Sabrina Gaina (25) and Badar Hayat (43) admitted an offence of acting as gangmasters without a licence, following an investigation led by the Gangmasters and Labour Abuse Authority (GLAA).
The pair held joint control of five properties near Leicester city centre, which were sub-let to workers recruited from overseas.
Workers reported up to 13 people were forced to sleep on mattresses on the floor of one three-bedroomed property. It was an arrangement that netted Gaina and Hayat nearly four times the amount of rent they were paying each month, according to the GLAA.
At Leicester Crown Court, judge Nicholas Dean QC told the couple they had exploited people by offering them the prospect of a better life and had made a profit of £20,000-£25,000.
Gaina and Hayat were given 12-month prison terms, suspended for two years, along with being served with Labour Market Enforcement Orders – also in force for two years.
The orders require compliance with measures aimed at preventing further offences being committed under UK labour law.
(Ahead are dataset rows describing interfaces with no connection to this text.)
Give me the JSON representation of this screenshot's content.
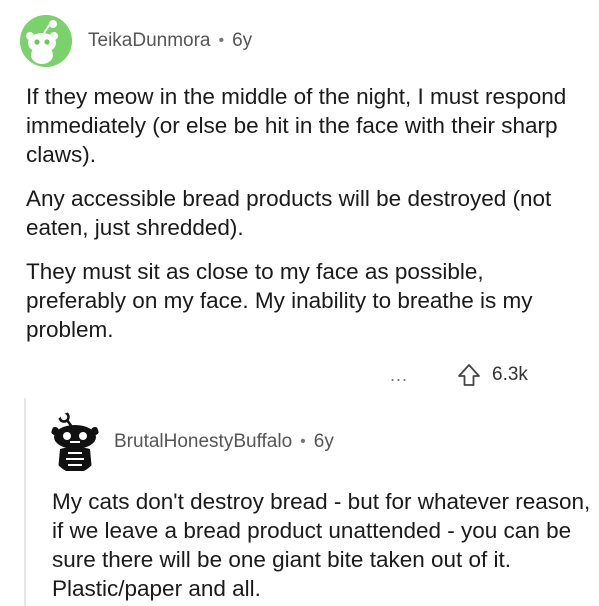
{
  "comment1": {
    "username": "TeikaDunmora",
    "separator": "•",
    "age": "6y",
    "paragraphs": [
      "If they meow in the middle of the night, I must respond immediately (or else be hit in the face with their sharp claws).",
      "Any accessible bread products will be destroyed (not eaten, just shredded).",
      "They must sit as close to my face as possible, preferably on my face. My inability to breathe is my problem."
    ],
    "more_label": "...",
    "score": "6.3k"
  },
  "comment2": {
    "username": "BrutalHonestyBuffalo",
    "separator": "•",
    "age": "6y",
    "paragraphs": [
      "My cats don't destroy bread - but for whatever reason, if we leave a bread product unattended - you can be sure there will be one giant bite taken out of it. Plastic/paper and all."
    ]
  },
  "colors": {
    "avatar1_bg": "#7ad26a",
    "text": "#1a1a1b",
    "meta": "#555555",
    "thread_line": "#e6e6e6"
  },
  "icons": {
    "avatar1": "snoo-avatar-green",
    "avatar2": "snoo-avatar-skull",
    "upvote": "upvote-arrow-icon",
    "more": "more-options-icon"
  }
}
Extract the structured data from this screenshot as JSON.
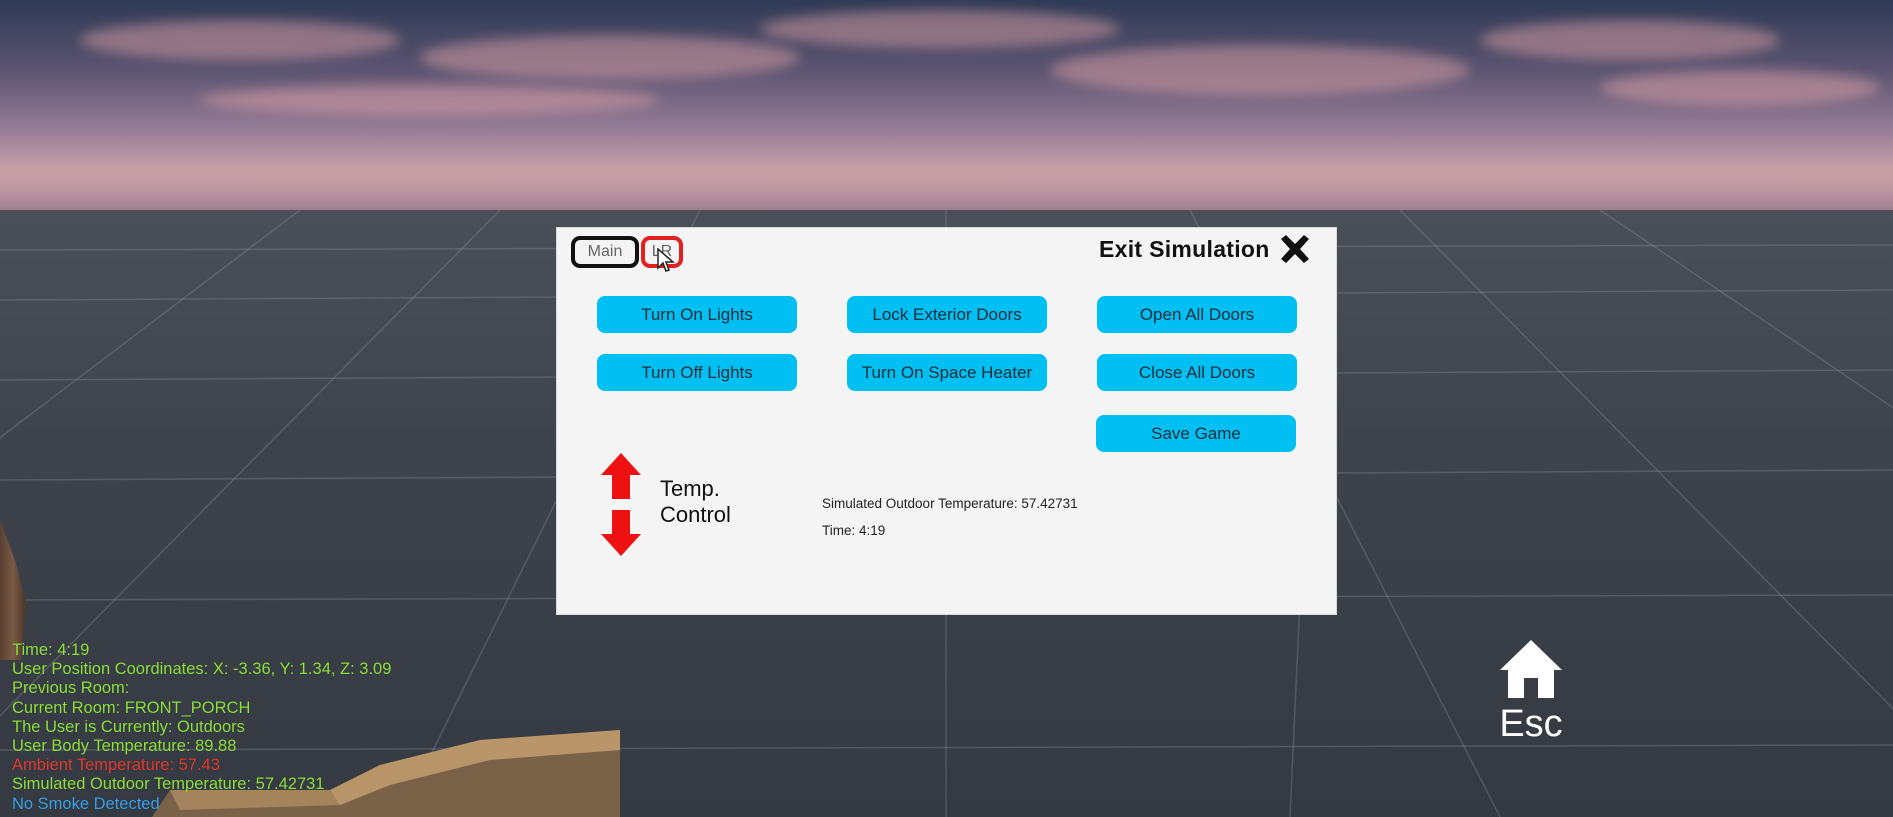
{
  "hud": {
    "time": "Time: 4:19",
    "position": "User Position Coordinates: X: -3.36, Y: 1.34, Z: 3.09",
    "previous_room": "Previous Room:",
    "current_room": "Current Room: FRONT_PORCH",
    "user_status": "The User is Currently: Outdoors",
    "body_temp": "User Body Temperature: 89.88",
    "ambient_temp": "Ambient Temperature: 57.43",
    "outdoor_temp": "Simulated Outdoor Temperature: 57.42731",
    "smoke": "No Smoke Detected"
  },
  "esc_label": "Esc",
  "panel": {
    "tabs": [
      {
        "label": "Main"
      },
      {
        "label": "LR"
      }
    ],
    "exit_label": "Exit Simulation",
    "buttons": {
      "turn_on_lights": "Turn On Lights",
      "lock_exterior_doors": "Lock Exterior Doors",
      "open_all_doors": "Open All Doors",
      "turn_off_lights": "Turn Off Lights",
      "turn_on_space_heater": "Turn On Space Heater",
      "close_all_doors": "Close All Doors",
      "save_game": "Save Game"
    },
    "temp_control_line1": "Temp.",
    "temp_control_line2": "Control",
    "outdoor_temp": "Simulated Outdoor Temperature: 57.42731",
    "time": "Time: 4:19"
  },
  "colors": {
    "button": "#00bff2",
    "hud_green": "#8ee03a",
    "hud_red": "#e23b2e",
    "hud_blue": "#3aa0e8",
    "arrow_red": "#ee1111",
    "tab_active_border": "#111111",
    "tab_selected_border": "#e12020"
  },
  "icons": {
    "close": "close-x-icon",
    "arrow_up": "arrow-up-icon",
    "arrow_down": "arrow-down-icon",
    "home": "home-icon",
    "cursor": "mouse-cursor-icon"
  }
}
Failure to do so would be a criminal offence – terms similar to those for an ASBO up until 2015.
GLAA director of operations Ian Waterfield said the actions of Gaina and Hayat were a clear case of two “ruthless opportunists” spotting a chance to make a quick and substantial profit by preying on vulnerable workers.
“They targeted those with little money, who spoke little or no English, many of whom were in a desperate position in their home country,” said Waterfield.
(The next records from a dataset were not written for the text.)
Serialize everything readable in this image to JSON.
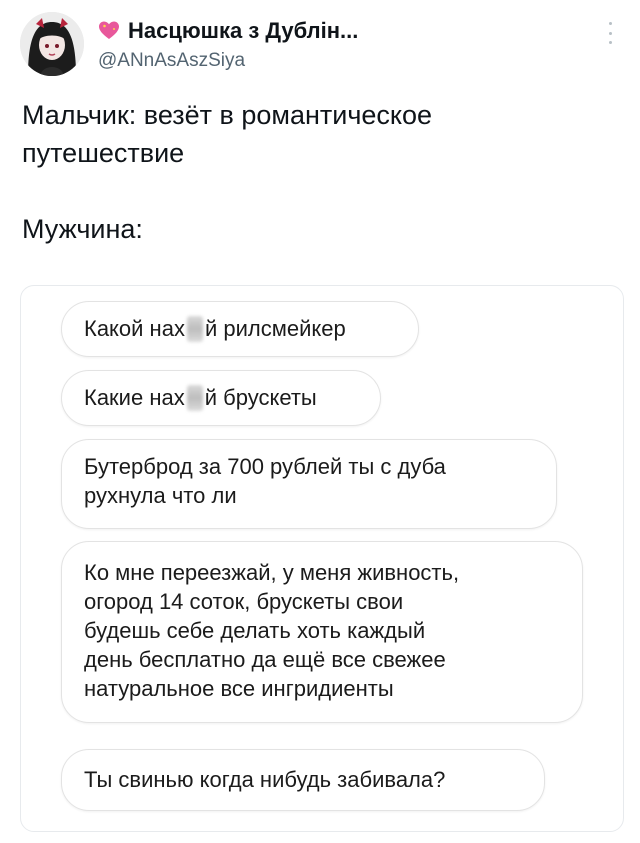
{
  "author": {
    "display_name": "Насцюшка з Дублін...",
    "handle": "@ANnAsAszSiya",
    "heart_icon": "sparkling-heart-icon",
    "avatar_icon": "avatar-illustration",
    "more_icon": "more-vertical-icon"
  },
  "tweet": {
    "lines": [
      "Мальчик: везёт в романтическое",
      "путешествие",
      "Мужчина:"
    ]
  },
  "chat": {
    "messages": [
      {
        "parts": [
          "Какой нах",
          "й рилсмейкер"
        ]
      },
      {
        "parts": [
          "Какие нах",
          "й брускеты"
        ]
      },
      {
        "lines": [
          "Бутерброд за 700 рублей ты с дуба",
          "рухнула что ли"
        ]
      },
      {
        "lines": [
          "Ко мне переезжай, у меня живность,",
          "огород 14 соток, брускеты свои",
          "будешь себе делать хоть каждый",
          "день бесплатно да ещё все свежее",
          "натуральное все ингридиенты"
        ]
      },
      {
        "lines": [
          "Ты свинью когда нибудь забивала?"
        ]
      }
    ]
  },
  "colors": {
    "handle": "#536471",
    "bubble_border": "#e3e3e3",
    "heart": "#e8589b"
  }
}
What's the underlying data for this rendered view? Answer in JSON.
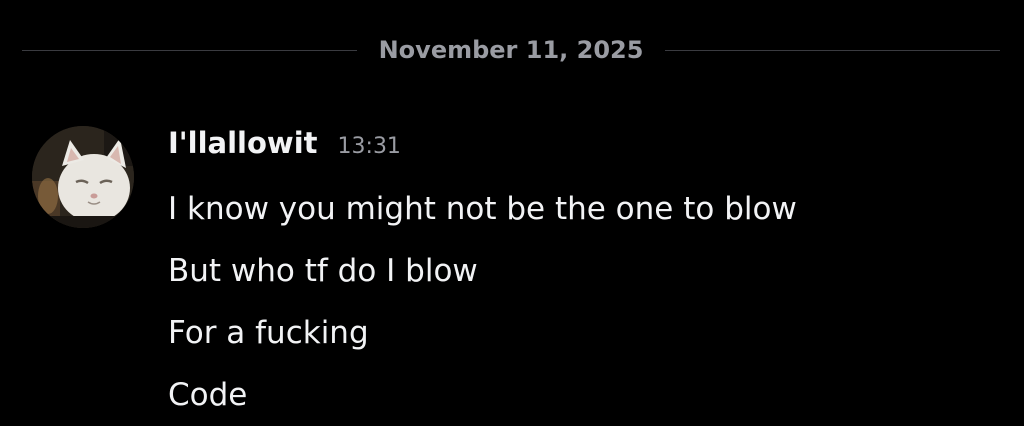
{
  "divider": {
    "date": "November 11, 2025"
  },
  "message": {
    "username": "I'llallowit",
    "timestamp": "13:31",
    "lines": [
      "I know you might not be the one to blow",
      "But who tf do I blow",
      "For a fucking",
      "Code"
    ]
  },
  "colors": {
    "background": "#000000",
    "text": "#f2f3f5",
    "muted": "#9a9ca3",
    "divider_line": "#3a3b40"
  }
}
“The conditions they promised were a far cry from those that were delivered in reality as they drove their tenants into debt and gave them no choice but to work their way out of it.”
Earlier this month, police in south Wales arrested a man on suspicion of exploiting workers as an unlicensed gangmaster in the fresh food packaging and processing sector.
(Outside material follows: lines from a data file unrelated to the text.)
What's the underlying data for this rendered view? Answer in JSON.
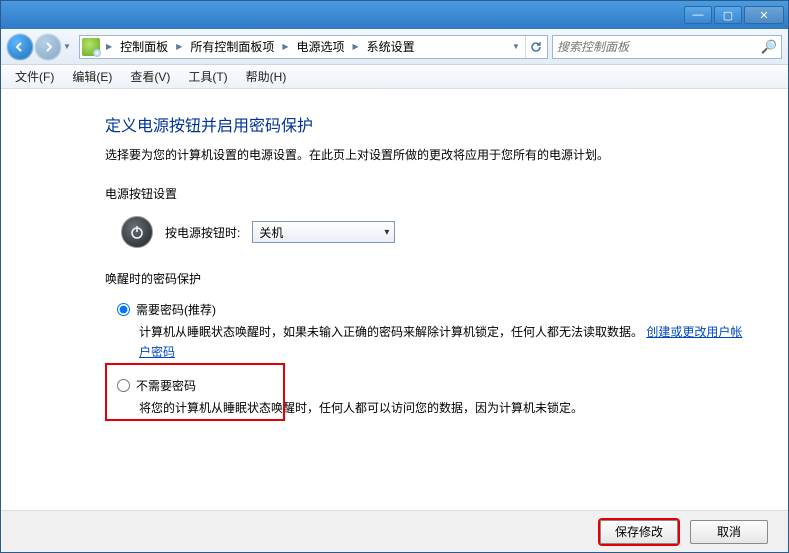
{
  "titlebar": {
    "min": "—",
    "max": "▢",
    "close": "✕"
  },
  "breadcrumbs": [
    "控制面板",
    "所有控制面板项",
    "电源选项",
    "系统设置"
  ],
  "search": {
    "placeholder": "搜索控制面板"
  },
  "menus": [
    {
      "label": "文件(F)"
    },
    {
      "label": "编辑(E)"
    },
    {
      "label": "查看(V)"
    },
    {
      "label": "工具(T)"
    },
    {
      "label": "帮助(H)"
    }
  ],
  "page": {
    "title": "定义电源按钮并启用密码保护",
    "desc": "选择要为您的计算机设置的电源设置。在此页上对设置所做的更改将应用于您所有的电源计划。",
    "power_button_section": "电源按钮设置",
    "power_button_label": "按电源按钮时:",
    "power_button_value": "关机",
    "password_section": "唤醒时的密码保护",
    "opt_require": {
      "label": "需要密码(推荐)",
      "desc_a": "计算机从睡眠状态唤醒时，如果未输入正确的密码来解除计算机锁定，任何人都无法读取数据。",
      "link": "创建或更改用户帐户密码"
    },
    "opt_norequire": {
      "label": "不需要密码",
      "desc": "将您的计算机从睡眠状态唤醒时，任何人都可以访问您的数据，因为计算机未锁定。"
    }
  },
  "footer": {
    "save": "保存修改",
    "cancel": "取消"
  }
}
Meanwhile, last month, the GLAA announced it was to introduce new licensing standards to better protect vulnerable and exploited workers.